These are good books.

What’s more, you can buy them “used” off of Amazon for a fraction of their price.  Used copies can be bought for as little as $2 a book.  All you pay for is the postage.  Considering that none of these are collectibles, the condition of each book is irrelevant.

Plus, if you grow tired of them, they make great coloring books for children.

 

 

The Public Library and the Internet

 

Graphic Novels at the Library
Graphic Novels at the Library

I’ve saved the best for last – The Public Library.

Do you know that most libraries carry graphic novels? I discovered this a few months ago and it has curbed my comic book buying immensely. It’s like discovering a hidden channel on your television set that is the secret archive of every movie and television show you’ve ever seen or heard of. Trade paperbacks that I’ve put off reading for years were available to be checked out at my leisure. All for free. I was thrilled.

I caught up with Moore’s League of Extraordinary Gentlemen, From Hell, and The Watchmen within the first week. I found volumes of Neil Gaiman’s work published in graphic novel format – as well as his Marvel 1602. Many of the trade paperbacks they had gave me a chance to catch up with a lot of the stuff that’s going on with the Marvel Universe. DC had an entire collected edition of The New 52 hardcover and Grant Morrison’s Multiversity which I consider required reading for anyone who is looking to see what DC has been doing for the last
two years.
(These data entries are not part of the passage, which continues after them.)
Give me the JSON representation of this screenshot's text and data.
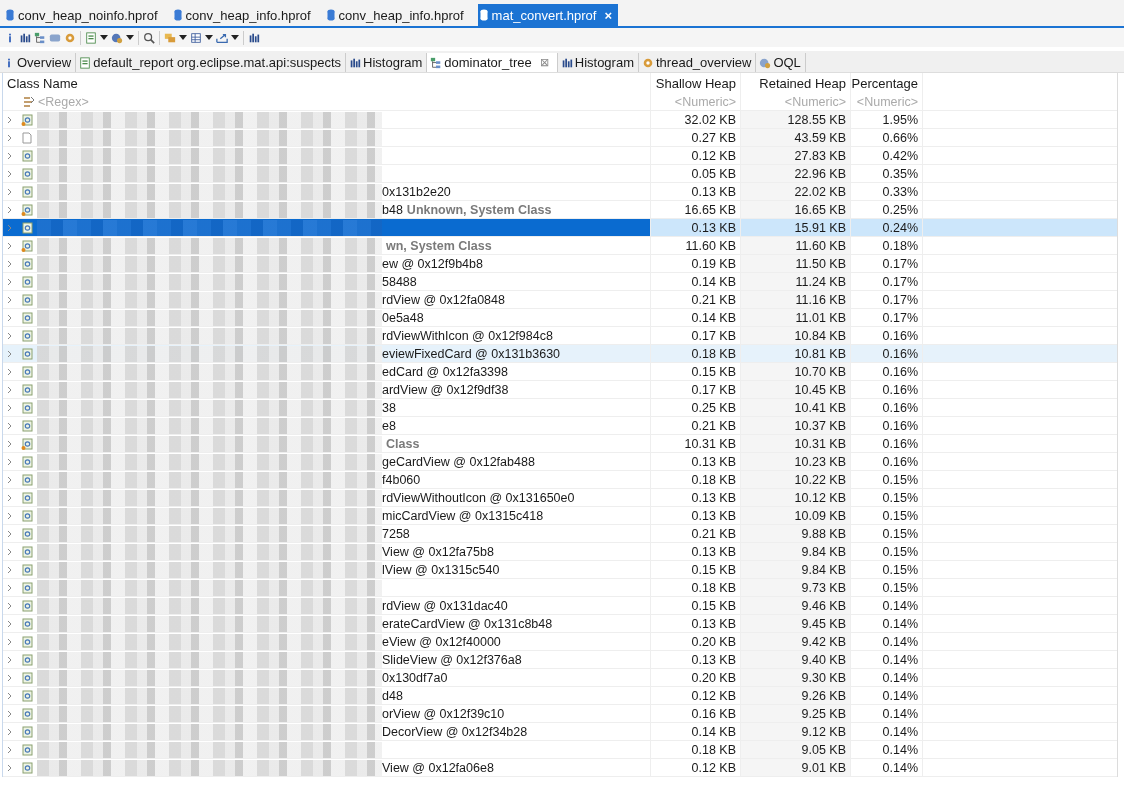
{
  "editor_tabs": [
    {
      "label": "conv_heap_noinfo.hprof",
      "selected": false
    },
    {
      "label": "conv_heap_info.hprof",
      "selected": false
    },
    {
      "label": "conv_heap_info.hprof",
      "selected": false
    },
    {
      "label": "mat_convert.hprof",
      "selected": true,
      "close": "×"
    }
  ],
  "view_tabs": [
    {
      "label": "Overview",
      "kind": "info",
      "selected": false
    },
    {
      "label": "default_report  org.eclipse.mat.api:suspects",
      "kind": "report",
      "selected": false
    },
    {
      "label": "Histogram",
      "kind": "bars",
      "selected": false
    },
    {
      "label": "dominator_tree",
      "kind": "tree",
      "selected": true,
      "close": "⊠"
    },
    {
      "label": "Histogram",
      "kind": "bars",
      "selected": false
    },
    {
      "label": "thread_overview",
      "kind": "gear",
      "selected": false
    },
    {
      "label": "OQL",
      "kind": "oql",
      "selected": false
    }
  ],
  "table": {
    "columns": [
      "Class Name",
      "Shallow Heap",
      "Retained Heap",
      "Percentage"
    ],
    "filters": [
      {
        "placeholder": "<Regex>"
      },
      {
        "placeholder": "<Numeric>"
      },
      {
        "placeholder": "<Numeric>"
      },
      {
        "placeholder": "<Numeric>"
      }
    ],
    "rows": [
      {
        "kind": "gc_root",
        "tail": "",
        "note": "",
        "shallow": "32.02 KB",
        "retained": "128.55 KB",
        "percentage": "1.95%",
        "selected": false,
        "hovered": false
      },
      {
        "kind": "file",
        "tail": "",
        "note": "",
        "shallow": "0.27 KB",
        "retained": "43.59 KB",
        "percentage": "0.66%",
        "selected": false,
        "hovered": false
      },
      {
        "kind": "object",
        "tail": "",
        "note": "",
        "shallow": "0.12 KB",
        "retained": "27.83 KB",
        "percentage": "0.42%",
        "selected": false,
        "hovered": false
      },
      {
        "kind": "object",
        "tail": "",
        "note": "",
        "shallow": "0.05 KB",
        "retained": "22.96 KB",
        "percentage": "0.35%",
        "selected": false,
        "hovered": false
      },
      {
        "kind": "object",
        "tail": "0x131b2e20",
        "note": "",
        "shallow": "0.13 KB",
        "retained": "22.02 KB",
        "percentage": "0.33%",
        "selected": false,
        "hovered": false
      },
      {
        "kind": "gc_root",
        "tail": "b48",
        "note": "Unknown, System Class",
        "shallow": "16.65 KB",
        "retained": "16.65 KB",
        "percentage": "0.25%",
        "selected": false,
        "hovered": false
      },
      {
        "kind": "object",
        "tail": "",
        "note": "",
        "shallow": "0.13 KB",
        "retained": "15.91 KB",
        "percentage": "0.24%",
        "selected": true,
        "hovered": false
      },
      {
        "kind": "gc_root",
        "tail": "",
        "note": "wn, System Class",
        "shallow": "11.60 KB",
        "retained": "11.60 KB",
        "percentage": "0.18%",
        "selected": false,
        "hovered": false
      },
      {
        "kind": "object",
        "tail": "ew @ 0x12f9b4b8",
        "note": "",
        "shallow": "0.19 KB",
        "retained": "11.50 KB",
        "percentage": "0.17%",
        "selected": false,
        "hovered": false
      },
      {
        "kind": "object",
        "tail": "58488",
        "note": "",
        "shallow": "0.14 KB",
        "retained": "11.24 KB",
        "percentage": "0.17%",
        "selected": false,
        "hovered": false
      },
      {
        "kind": "object",
        "tail": "rdView @ 0x12fa0848",
        "note": "",
        "shallow": "0.21 KB",
        "retained": "11.16 KB",
        "percentage": "0.17%",
        "selected": false,
        "hovered": false
      },
      {
        "kind": "object",
        "tail": "0e5a48",
        "note": "",
        "shallow": "0.14 KB",
        "retained": "11.01 KB",
        "percentage": "0.17%",
        "selected": false,
        "hovered": false
      },
      {
        "kind": "object",
        "tail": "rdViewWithIcon @ 0x12f984c8",
        "note": "",
        "shallow": "0.17 KB",
        "retained": "10.84 KB",
        "percentage": "0.16%",
        "selected": false,
        "hovered": false
      },
      {
        "kind": "object",
        "tail": "eviewFixedCard @ 0x131b3630",
        "note": "",
        "shallow": "0.18 KB",
        "retained": "10.81 KB",
        "percentage": "0.16%",
        "selected": false,
        "hovered": true
      },
      {
        "kind": "object",
        "tail": "edCard @ 0x12fa3398",
        "note": "",
        "shallow": "0.15 KB",
        "retained": "10.70 KB",
        "percentage": "0.16%",
        "selected": false,
        "hovered": false
      },
      {
        "kind": "object",
        "tail": "ardView @ 0x12f9df38",
        "note": "",
        "shallow": "0.17 KB",
        "retained": "10.45 KB",
        "percentage": "0.16%",
        "selected": false,
        "hovered": false
      },
      {
        "kind": "object",
        "tail": "38",
        "note": "",
        "shallow": "0.25 KB",
        "retained": "10.41 KB",
        "percentage": "0.16%",
        "selected": false,
        "hovered": false
      },
      {
        "kind": "object",
        "tail": "e8",
        "note": "",
        "shallow": "0.21 KB",
        "retained": "10.37 KB",
        "percentage": "0.16%",
        "selected": false,
        "hovered": false
      },
      {
        "kind": "gc_root",
        "tail": "",
        "note": "Class",
        "shallow": "10.31 KB",
        "retained": "10.31 KB",
        "percentage": "0.16%",
        "selected": false,
        "hovered": false
      },
      {
        "kind": "object",
        "tail": "geCardView @ 0x12fab488",
        "note": "",
        "shallow": "0.13 KB",
        "retained": "10.23 KB",
        "percentage": "0.16%",
        "selected": false,
        "hovered": false
      },
      {
        "kind": "object",
        "tail": "f4b060",
        "note": "",
        "shallow": "0.18 KB",
        "retained": "10.22 KB",
        "percentage": "0.15%",
        "selected": false,
        "hovered": false
      },
      {
        "kind": "object",
        "tail": "rdViewWithoutIcon @ 0x131650e0",
        "note": "",
        "shallow": "0.13 KB",
        "retained": "10.12 KB",
        "percentage": "0.15%",
        "selected": false,
        "hovered": false
      },
      {
        "kind": "object",
        "tail": "micCardView @ 0x1315c418",
        "note": "",
        "shallow": "0.13 KB",
        "retained": "10.09 KB",
        "percentage": "0.15%",
        "selected": false,
        "hovered": false
      },
      {
        "kind": "object",
        "tail": "7258",
        "note": "",
        "shallow": "0.21 KB",
        "retained": "9.88 KB",
        "percentage": "0.15%",
        "selected": false,
        "hovered": false
      },
      {
        "kind": "object",
        "tail": "View @ 0x12fa75b8",
        "note": "",
        "shallow": "0.13 KB",
        "retained": "9.84 KB",
        "percentage": "0.15%",
        "selected": false,
        "hovered": false
      },
      {
        "kind": "object",
        "tail": "lView @ 0x1315c540",
        "note": "",
        "shallow": "0.15 KB",
        "retained": "9.84 KB",
        "percentage": "0.15%",
        "selected": false,
        "hovered": false
      },
      {
        "kind": "object",
        "tail": "",
        "note": "",
        "shallow": "0.18 KB",
        "retained": "9.73 KB",
        "percentage": "0.15%",
        "selected": false,
        "hovered": false
      },
      {
        "kind": "object",
        "tail": "rdView @ 0x131dac40",
        "note": "",
        "shallow": "0.15 KB",
        "retained": "9.46 KB",
        "percentage": "0.14%",
        "selected": false,
        "hovered": false
      },
      {
        "kind": "object",
        "tail": "erateCardView @ 0x131c8b48",
        "note": "",
        "shallow": "0.13 KB",
        "retained": "9.45 KB",
        "percentage": "0.14%",
        "selected": false,
        "hovered": false
      },
      {
        "kind": "object",
        "tail": "eView @ 0x12f40000",
        "note": "",
        "shallow": "0.20 KB",
        "retained": "9.42 KB",
        "percentage": "0.14%",
        "selected": false,
        "hovered": false
      },
      {
        "kind": "object",
        "tail": "SlideView @ 0x12f376a8",
        "note": "",
        "shallow": "0.13 KB",
        "retained": "9.40 KB",
        "percentage": "0.14%",
        "selected": false,
        "hovered": false
      },
      {
        "kind": "object",
        "tail": "0x130df7a0",
        "note": "",
        "shallow": "0.20 KB",
        "retained": "9.30 KB",
        "percentage": "0.14%",
        "selected": false,
        "hovered": false
      },
      {
        "kind": "object",
        "tail": "d48",
        "note": "",
        "shallow": "0.12 KB",
        "retained": "9.26 KB",
        "percentage": "0.14%",
        "selected": false,
        "hovered": false
      },
      {
        "kind": "object",
        "tail": "orView @ 0x12f39c10",
        "note": "",
        "shallow": "0.16 KB",
        "retained": "9.25 KB",
        "percentage": "0.14%",
        "selected": false,
        "hovered": false
      },
      {
        "kind": "object",
        "tail": "DecorView @ 0x12f34b28",
        "note": "",
        "shallow": "0.14 KB",
        "retained": "9.12 KB",
        "percentage": "0.14%",
        "selected": false,
        "hovered": false
      },
      {
        "kind": "object",
        "tail": "",
        "note": "",
        "shallow": "0.18 KB",
        "retained": "9.05 KB",
        "percentage": "0.14%",
        "selected": false,
        "hovered": false
      },
      {
        "kind": "object",
        "tail": "View @ 0x12fa06e8",
        "note": "",
        "shallow": "0.12 KB",
        "retained": "9.01 KB",
        "percentage": "0.14%",
        "selected": false,
        "hovered": false
      }
    ]
  }
}
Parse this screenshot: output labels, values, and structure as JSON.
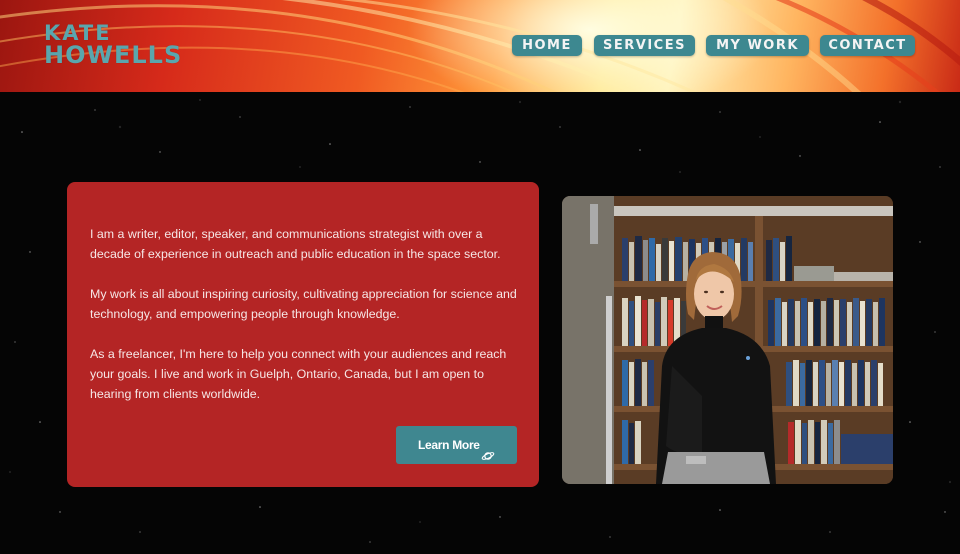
{
  "brand": {
    "name_line1": "KATE",
    "name_line2": "HOWELLS",
    "color": "#5aa6ad"
  },
  "nav": {
    "items": [
      {
        "label": "HOME"
      },
      {
        "label": "SERVICES"
      },
      {
        "label": "MY WORK"
      },
      {
        "label": "CONTACT"
      }
    ],
    "button_color": "#3d8890"
  },
  "intro": {
    "paragraph1": "I am a writer, editor, speaker, and communications strategist with over a decade of experience in outreach and public education in the space sector.",
    "paragraph2": "My work is all about inspiring curiosity, cultivating appreciation for science and technology, and empowering people through knowledge.",
    "paragraph3": "As a freelancer, I'm here to help you connect with your audiences and reach your goals. I live and work in Guelph, Ontario, Canada, but I am open to hearing from clients worldwide.",
    "card_color": "#b42525",
    "cta_label": "Learn More",
    "cta_icon": "planet-icon"
  },
  "portrait": {
    "subject": "photo-of-person-in-front-of-bookshelf"
  }
}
The only downside is getting damaged books. I belong to the Monmouth County Library of Freehold and I’ve only had one incident with a collected Batman work where one page was torn out. I was more disappointed in the reader who did it than with the library’s book maintenance team.

The last thing you can do only requires nothing but an internet connection.

If you’re completely lost on the character history of anyone within DC or Marvel, you can always look that character up on Wikipedia. Wikipedia is maintained by its readers and comic book readers are the most conscientious around. Changes in a character’s history are made as soon as they’re available. Even if the answer isn’t within Wikipedia, it’s a good springboard for getting to other resources that might have that
bit of information.

I use Wikipedia whenever I get to a “what the hell happened?” moment after I missed an issue or two. More often than not, it answers my question.

Another good free resource is wikia.com that connects to both DC and Marvel databases (dc.wikia.com and marvel.wikia.com, respectively).  This site has everything.  I even gave it my personal test in finding the most obscure characters of both publishers and they came up.  As a quick reference, for characters, information, and fictional places, it is a great place to go.


Christopher Peruzzi Christopher Peruzzi is a comic book shaman and zombie war survivalist. When our dystopian future falls upon us, Chris will be there preaching in the First Church of Marvel. As a comic book enthusiast for most of his life, Chris has written over 150 articles on geek culture. He does lectures on Superheroes: The New American Mythology and how today’s superheroes are the new pantheon of American Gods. His short story The Undead Rose was published within the zombie anthology, Once Upon An Apocalypse by Chaosium Press. He writes regularly on zombie war preparedness and the Cthulhu mythos. Chris lives in Freehold with his wife and fellow SuperWhoLock fan, Sharon, and both are ready for their first TARDIS trip.